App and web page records
____________________

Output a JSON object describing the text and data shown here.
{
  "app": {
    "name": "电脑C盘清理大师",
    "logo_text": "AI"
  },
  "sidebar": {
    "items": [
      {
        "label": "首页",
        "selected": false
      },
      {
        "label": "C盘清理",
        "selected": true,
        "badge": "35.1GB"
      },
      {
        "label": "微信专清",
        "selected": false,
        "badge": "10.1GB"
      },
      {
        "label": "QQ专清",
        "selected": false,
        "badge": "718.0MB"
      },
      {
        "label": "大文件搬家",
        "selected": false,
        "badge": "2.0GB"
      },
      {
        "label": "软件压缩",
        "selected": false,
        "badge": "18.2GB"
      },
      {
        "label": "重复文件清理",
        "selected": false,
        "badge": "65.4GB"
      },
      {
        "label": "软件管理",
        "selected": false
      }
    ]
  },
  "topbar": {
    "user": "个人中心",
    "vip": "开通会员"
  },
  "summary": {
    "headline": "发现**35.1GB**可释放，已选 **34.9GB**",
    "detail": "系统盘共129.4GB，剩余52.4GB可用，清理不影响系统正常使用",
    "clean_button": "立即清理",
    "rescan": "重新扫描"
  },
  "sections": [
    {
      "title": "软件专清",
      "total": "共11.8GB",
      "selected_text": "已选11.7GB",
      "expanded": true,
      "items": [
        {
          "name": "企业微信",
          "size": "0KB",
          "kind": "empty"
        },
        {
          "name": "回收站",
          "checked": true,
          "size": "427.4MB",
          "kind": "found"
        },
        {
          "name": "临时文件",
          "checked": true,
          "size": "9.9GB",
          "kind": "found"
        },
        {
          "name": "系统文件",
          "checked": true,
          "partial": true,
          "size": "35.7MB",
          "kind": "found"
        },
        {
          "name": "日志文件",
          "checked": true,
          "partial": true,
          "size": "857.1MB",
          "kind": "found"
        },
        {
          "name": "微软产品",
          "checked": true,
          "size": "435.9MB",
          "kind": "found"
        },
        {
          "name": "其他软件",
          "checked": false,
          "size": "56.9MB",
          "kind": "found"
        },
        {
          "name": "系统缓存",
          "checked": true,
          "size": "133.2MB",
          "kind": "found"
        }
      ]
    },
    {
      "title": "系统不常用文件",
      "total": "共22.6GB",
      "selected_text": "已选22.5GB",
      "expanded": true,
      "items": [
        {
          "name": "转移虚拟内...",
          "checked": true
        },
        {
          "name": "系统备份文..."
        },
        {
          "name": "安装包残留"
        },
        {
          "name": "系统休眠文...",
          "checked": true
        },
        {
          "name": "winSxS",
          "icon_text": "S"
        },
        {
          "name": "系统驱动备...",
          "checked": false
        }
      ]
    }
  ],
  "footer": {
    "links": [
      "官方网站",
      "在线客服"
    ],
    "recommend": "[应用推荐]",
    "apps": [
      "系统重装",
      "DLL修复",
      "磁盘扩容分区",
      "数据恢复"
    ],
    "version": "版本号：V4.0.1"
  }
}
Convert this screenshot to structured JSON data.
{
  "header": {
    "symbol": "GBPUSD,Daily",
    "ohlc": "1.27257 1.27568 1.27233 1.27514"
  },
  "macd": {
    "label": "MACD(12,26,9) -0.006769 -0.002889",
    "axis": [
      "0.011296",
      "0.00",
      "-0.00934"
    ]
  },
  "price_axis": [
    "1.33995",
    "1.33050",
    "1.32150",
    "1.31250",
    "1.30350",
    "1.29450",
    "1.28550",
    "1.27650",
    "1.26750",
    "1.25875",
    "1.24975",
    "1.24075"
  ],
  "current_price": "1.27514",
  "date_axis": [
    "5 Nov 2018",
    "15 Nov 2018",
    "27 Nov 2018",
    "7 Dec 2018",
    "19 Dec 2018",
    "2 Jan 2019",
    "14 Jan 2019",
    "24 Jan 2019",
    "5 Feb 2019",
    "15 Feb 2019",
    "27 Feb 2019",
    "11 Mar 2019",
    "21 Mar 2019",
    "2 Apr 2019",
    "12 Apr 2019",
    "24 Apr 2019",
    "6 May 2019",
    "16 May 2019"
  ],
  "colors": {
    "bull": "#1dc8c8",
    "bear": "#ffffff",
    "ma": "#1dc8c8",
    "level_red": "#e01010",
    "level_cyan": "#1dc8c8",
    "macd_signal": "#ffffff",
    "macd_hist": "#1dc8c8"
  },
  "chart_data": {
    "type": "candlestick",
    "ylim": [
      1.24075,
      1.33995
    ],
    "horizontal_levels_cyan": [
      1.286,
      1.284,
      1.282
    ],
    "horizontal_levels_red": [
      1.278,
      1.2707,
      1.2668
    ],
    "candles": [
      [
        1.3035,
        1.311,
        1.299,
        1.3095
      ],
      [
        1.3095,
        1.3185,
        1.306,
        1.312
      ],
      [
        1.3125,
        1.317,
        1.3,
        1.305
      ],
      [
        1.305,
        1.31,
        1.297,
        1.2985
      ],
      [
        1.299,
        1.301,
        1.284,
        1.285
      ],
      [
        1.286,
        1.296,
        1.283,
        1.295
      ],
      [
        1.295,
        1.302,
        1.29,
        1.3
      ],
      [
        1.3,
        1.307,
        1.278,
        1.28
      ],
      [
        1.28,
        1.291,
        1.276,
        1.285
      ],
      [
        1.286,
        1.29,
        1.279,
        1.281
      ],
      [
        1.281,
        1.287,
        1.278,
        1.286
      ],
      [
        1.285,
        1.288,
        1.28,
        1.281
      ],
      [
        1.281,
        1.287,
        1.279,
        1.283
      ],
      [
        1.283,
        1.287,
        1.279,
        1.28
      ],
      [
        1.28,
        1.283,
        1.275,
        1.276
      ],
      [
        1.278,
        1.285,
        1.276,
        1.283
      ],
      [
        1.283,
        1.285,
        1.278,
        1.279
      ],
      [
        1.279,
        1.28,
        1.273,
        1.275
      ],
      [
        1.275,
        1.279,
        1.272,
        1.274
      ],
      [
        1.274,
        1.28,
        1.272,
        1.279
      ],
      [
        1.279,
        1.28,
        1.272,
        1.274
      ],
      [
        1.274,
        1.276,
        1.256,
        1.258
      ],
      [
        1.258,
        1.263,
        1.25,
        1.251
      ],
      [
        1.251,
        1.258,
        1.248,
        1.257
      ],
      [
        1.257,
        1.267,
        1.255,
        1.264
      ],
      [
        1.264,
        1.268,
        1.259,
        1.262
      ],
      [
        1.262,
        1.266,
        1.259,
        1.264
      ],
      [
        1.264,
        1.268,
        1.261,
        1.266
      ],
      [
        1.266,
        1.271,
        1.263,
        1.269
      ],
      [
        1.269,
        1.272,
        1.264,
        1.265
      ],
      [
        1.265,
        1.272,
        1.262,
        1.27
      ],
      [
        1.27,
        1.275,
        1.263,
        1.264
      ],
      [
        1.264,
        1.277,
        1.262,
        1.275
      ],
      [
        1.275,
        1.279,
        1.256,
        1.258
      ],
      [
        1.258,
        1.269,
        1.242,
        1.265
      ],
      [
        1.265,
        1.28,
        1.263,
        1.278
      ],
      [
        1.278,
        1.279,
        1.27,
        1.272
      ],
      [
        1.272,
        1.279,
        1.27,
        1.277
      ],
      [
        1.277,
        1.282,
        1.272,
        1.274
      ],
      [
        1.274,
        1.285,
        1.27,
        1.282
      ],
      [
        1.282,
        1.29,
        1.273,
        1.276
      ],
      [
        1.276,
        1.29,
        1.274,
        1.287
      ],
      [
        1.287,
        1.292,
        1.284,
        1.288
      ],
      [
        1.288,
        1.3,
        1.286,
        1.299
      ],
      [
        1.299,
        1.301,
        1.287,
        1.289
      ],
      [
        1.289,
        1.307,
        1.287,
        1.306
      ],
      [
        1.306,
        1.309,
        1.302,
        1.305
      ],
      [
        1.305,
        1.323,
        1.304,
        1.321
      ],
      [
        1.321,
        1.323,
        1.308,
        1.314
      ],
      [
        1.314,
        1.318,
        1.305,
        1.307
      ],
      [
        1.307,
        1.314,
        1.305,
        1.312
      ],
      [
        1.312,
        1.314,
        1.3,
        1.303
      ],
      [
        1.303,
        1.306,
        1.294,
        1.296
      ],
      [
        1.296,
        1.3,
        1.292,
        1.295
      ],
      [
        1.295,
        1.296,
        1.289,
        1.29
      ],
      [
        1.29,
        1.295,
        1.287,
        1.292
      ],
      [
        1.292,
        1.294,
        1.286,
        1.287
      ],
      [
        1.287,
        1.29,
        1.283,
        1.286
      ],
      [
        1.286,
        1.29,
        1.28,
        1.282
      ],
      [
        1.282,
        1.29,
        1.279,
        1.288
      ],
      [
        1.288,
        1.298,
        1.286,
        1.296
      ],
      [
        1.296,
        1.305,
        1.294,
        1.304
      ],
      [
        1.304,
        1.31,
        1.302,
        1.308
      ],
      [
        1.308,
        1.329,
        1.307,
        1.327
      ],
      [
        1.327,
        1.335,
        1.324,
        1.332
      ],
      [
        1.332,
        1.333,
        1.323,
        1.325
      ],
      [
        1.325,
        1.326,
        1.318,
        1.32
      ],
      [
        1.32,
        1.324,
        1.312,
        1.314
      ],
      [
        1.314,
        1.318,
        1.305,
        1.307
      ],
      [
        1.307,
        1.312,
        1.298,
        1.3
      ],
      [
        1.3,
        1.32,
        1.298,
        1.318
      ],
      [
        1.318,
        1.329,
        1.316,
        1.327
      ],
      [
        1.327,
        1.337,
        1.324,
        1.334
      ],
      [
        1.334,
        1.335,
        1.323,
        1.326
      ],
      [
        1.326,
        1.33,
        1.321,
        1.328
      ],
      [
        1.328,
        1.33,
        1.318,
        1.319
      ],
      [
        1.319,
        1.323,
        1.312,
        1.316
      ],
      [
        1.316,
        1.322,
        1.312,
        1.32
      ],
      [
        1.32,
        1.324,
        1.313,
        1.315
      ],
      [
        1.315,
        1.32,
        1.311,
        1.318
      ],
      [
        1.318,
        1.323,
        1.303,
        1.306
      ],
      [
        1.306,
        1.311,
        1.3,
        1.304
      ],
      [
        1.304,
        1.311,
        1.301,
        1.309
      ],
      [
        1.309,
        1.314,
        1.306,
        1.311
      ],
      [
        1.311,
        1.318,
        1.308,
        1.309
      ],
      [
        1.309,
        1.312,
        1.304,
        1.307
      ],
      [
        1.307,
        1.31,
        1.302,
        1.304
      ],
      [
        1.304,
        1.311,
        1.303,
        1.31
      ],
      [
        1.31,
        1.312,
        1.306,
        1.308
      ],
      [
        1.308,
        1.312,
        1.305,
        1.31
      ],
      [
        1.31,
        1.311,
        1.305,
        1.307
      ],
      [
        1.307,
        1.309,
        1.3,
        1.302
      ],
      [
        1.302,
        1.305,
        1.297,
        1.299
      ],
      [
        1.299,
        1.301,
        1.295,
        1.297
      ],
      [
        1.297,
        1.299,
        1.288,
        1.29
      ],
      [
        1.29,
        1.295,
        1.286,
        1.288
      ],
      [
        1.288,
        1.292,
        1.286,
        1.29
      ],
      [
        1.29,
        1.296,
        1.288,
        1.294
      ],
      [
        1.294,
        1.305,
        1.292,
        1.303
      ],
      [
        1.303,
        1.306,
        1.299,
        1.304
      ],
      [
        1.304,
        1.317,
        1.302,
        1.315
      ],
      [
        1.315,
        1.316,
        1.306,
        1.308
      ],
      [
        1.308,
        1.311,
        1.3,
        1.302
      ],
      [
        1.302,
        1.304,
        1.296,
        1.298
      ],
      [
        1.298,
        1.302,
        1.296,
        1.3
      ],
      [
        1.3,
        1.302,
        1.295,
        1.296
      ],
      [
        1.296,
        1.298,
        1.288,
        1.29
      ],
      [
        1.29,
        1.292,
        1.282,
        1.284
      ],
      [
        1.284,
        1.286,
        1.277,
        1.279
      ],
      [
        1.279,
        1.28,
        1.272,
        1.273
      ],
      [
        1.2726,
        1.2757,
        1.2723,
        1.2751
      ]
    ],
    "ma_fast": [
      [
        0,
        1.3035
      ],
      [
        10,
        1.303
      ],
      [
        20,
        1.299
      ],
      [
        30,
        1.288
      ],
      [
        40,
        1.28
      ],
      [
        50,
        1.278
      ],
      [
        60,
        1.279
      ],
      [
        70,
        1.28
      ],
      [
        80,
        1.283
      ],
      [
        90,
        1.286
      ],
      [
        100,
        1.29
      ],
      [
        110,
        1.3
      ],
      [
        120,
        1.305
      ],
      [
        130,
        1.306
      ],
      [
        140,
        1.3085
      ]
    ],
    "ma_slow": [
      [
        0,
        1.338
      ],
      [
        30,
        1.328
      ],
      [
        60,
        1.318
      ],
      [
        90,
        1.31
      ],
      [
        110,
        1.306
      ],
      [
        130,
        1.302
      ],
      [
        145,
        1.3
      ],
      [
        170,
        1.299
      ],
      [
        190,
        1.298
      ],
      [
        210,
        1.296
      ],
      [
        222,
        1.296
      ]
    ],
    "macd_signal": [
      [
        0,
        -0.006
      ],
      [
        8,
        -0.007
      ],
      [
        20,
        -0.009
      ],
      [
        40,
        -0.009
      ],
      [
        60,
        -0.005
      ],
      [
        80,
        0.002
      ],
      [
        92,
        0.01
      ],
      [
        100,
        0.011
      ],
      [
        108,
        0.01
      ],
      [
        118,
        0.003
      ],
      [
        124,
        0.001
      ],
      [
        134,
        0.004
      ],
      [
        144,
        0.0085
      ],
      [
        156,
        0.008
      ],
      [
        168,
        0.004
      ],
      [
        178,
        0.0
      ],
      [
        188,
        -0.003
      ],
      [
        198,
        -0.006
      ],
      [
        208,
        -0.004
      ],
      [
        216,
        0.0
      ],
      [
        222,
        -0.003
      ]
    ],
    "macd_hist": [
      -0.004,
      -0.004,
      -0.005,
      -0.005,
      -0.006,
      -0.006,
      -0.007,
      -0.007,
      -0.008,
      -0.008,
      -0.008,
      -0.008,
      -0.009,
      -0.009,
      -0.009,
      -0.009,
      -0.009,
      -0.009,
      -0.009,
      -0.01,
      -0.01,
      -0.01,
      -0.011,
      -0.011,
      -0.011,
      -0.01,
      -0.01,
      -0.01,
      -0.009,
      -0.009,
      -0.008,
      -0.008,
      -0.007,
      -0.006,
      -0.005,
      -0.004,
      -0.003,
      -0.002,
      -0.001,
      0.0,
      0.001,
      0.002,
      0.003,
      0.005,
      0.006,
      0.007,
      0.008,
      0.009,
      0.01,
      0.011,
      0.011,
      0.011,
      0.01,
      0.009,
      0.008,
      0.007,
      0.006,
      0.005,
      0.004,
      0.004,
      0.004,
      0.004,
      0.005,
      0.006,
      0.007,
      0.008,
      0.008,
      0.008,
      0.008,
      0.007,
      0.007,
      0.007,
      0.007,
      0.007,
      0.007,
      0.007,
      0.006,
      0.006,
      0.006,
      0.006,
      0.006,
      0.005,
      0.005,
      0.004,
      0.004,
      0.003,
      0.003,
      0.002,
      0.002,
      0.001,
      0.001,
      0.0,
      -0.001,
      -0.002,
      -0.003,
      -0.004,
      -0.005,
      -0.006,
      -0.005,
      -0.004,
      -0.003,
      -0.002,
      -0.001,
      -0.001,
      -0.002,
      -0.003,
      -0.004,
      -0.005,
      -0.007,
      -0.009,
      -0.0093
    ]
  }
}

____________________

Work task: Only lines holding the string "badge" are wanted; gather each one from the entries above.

Problem solution:
        "badge": "35.1GB"
        "badge": "10.1GB"
        "badge": "718.0MB"
        "badge": "2.0GB"
        "badge": "18.2GB"
        "badge": "65.4GB"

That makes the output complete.